The Binghamton area is home of the speidie. A speidie is made of cubes of meat, usually chicken or pork but any meat will do, marinated overnight in the special spiedie marinade, grilled — preferable over a charcoal fire — and served on Italian bread or a submarine roll. The traditional spiedie marinade is made of olive oil, vinegar, a variety of Italian spices and fresh mint. A Spiedie Fest has been held in Binghamton every August since 1983.
A New York City favorite, the egg cream is an interesting beverage because it contains neither eggs nor cream. It is made of chocolate syrup, milk and seltzer water. It is thought to have originated with Louis Auster of Brooklyn in the late 1800s. The fountain drink is similar to an ice cream soda without the ice cream. Some say the name is a corruption of “Grade A Cream” which was used to make the drink while others say it comes from the German word for “echt” meaning “genuine” or “real.”
A local favorite hard to find outside Central New York owes its existence to the salt deposits near Syracuse, the “Salt City.” During the 18th century workers in the salt industry on Onondaga Lake, most of whom were Irish immigrants, would cook their lunch of potatoes in the salty brine. The tasty treats are best served with plenty of butter. The salt industry is no more but visitors can learn about it at the Salt Museum in Liverpool.

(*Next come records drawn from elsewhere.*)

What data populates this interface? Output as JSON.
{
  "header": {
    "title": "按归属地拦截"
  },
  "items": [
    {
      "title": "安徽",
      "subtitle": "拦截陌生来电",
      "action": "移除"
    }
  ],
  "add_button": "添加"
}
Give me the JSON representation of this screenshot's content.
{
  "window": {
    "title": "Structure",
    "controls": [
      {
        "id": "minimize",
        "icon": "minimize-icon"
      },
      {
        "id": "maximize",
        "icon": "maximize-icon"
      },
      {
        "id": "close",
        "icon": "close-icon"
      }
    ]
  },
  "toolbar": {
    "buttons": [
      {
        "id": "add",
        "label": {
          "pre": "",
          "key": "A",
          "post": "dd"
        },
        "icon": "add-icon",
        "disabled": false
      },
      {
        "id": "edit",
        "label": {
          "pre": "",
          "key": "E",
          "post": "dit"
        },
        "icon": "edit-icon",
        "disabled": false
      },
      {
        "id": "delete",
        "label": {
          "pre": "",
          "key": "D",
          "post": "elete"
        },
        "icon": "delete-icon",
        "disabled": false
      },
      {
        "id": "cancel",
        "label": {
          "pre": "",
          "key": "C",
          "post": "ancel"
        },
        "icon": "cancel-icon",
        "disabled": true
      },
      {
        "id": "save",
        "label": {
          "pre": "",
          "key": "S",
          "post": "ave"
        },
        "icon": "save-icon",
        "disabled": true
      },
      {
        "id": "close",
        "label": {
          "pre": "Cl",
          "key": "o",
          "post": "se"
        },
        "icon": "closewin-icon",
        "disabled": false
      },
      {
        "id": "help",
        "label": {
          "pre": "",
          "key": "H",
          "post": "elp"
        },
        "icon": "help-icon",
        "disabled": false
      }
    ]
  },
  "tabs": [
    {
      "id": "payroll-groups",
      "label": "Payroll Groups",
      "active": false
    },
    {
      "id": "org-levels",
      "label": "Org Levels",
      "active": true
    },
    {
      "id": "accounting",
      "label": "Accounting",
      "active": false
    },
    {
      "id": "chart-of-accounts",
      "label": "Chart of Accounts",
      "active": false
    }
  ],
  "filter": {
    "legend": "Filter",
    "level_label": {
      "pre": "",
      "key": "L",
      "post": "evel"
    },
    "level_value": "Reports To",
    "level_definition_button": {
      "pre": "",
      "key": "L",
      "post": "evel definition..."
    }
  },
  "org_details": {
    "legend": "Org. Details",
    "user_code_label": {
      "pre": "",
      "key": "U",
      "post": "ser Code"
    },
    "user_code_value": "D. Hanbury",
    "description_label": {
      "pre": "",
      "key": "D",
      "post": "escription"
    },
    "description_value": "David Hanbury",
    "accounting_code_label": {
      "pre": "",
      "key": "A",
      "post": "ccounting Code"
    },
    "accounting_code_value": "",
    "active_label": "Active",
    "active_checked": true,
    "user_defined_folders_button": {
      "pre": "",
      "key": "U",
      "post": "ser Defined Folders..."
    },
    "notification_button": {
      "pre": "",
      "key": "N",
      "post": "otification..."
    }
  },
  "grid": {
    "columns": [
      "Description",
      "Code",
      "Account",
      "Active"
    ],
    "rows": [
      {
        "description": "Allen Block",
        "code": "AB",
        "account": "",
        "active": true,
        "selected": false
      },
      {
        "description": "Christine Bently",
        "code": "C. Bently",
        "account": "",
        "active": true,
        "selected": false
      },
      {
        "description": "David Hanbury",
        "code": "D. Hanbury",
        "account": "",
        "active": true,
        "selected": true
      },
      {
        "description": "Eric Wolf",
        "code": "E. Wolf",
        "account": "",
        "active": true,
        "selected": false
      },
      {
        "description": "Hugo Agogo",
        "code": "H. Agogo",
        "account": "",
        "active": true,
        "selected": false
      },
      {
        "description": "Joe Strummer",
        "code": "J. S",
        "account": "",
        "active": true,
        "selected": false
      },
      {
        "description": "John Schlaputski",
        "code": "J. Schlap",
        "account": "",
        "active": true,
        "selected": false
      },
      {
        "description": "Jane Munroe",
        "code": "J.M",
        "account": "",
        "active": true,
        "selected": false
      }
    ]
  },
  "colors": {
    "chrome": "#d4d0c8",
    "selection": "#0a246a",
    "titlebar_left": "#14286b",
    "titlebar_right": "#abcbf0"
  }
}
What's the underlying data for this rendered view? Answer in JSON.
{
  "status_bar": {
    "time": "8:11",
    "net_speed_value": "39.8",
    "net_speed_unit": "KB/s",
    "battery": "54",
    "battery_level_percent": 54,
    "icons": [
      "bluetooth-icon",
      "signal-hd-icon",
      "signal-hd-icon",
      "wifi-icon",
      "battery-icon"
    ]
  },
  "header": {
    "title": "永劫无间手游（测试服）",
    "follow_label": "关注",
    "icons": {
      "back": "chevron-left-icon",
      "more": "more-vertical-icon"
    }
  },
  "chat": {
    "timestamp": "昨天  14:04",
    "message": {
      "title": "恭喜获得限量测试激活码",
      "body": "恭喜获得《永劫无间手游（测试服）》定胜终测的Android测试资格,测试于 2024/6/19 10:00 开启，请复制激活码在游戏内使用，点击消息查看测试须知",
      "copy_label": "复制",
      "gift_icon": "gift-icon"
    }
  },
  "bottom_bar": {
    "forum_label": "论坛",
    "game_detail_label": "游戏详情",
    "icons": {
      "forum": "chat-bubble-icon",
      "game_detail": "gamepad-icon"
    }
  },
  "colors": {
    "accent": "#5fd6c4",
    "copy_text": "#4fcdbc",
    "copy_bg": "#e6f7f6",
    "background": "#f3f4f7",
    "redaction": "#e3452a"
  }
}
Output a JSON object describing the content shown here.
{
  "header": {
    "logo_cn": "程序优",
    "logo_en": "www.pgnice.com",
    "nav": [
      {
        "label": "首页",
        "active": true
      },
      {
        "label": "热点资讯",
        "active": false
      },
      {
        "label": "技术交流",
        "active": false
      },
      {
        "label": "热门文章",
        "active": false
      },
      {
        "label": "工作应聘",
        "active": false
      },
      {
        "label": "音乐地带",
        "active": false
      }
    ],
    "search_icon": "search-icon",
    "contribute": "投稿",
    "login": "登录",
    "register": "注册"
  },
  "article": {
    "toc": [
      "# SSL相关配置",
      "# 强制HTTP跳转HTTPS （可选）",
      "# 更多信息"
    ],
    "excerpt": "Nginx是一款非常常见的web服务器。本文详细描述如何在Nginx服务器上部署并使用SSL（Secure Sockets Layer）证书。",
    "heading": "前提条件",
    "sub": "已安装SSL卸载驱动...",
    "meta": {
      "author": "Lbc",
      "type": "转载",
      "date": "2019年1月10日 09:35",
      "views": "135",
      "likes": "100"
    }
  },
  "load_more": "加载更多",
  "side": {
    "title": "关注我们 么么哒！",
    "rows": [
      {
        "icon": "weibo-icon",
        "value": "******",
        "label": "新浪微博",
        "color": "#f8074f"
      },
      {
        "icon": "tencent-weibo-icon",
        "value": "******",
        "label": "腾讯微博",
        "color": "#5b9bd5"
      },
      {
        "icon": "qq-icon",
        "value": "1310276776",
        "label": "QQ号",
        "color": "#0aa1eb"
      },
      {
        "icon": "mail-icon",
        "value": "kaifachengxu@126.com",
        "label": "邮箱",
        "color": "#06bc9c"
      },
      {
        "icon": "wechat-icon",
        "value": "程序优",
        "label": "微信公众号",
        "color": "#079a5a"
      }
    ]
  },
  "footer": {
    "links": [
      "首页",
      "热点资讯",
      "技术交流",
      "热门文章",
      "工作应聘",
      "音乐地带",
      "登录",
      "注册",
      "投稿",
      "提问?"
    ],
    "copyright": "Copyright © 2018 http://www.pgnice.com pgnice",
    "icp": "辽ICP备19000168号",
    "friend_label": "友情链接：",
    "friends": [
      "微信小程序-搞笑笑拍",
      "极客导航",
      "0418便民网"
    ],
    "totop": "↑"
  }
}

Some foods such as the Coney Island hot dog and hamburger have such a convoluted past that it is hard to pin down their exact origins.
Others are variations of established foods such as Long Island duck derived from Peking Duck. Long Island was once known as the “Duck Capital of the World” and the famous Big Duck in Flanders is still a favorite tourist stop.
Local favorites or world famous, New York state is home to “food, glorious food.”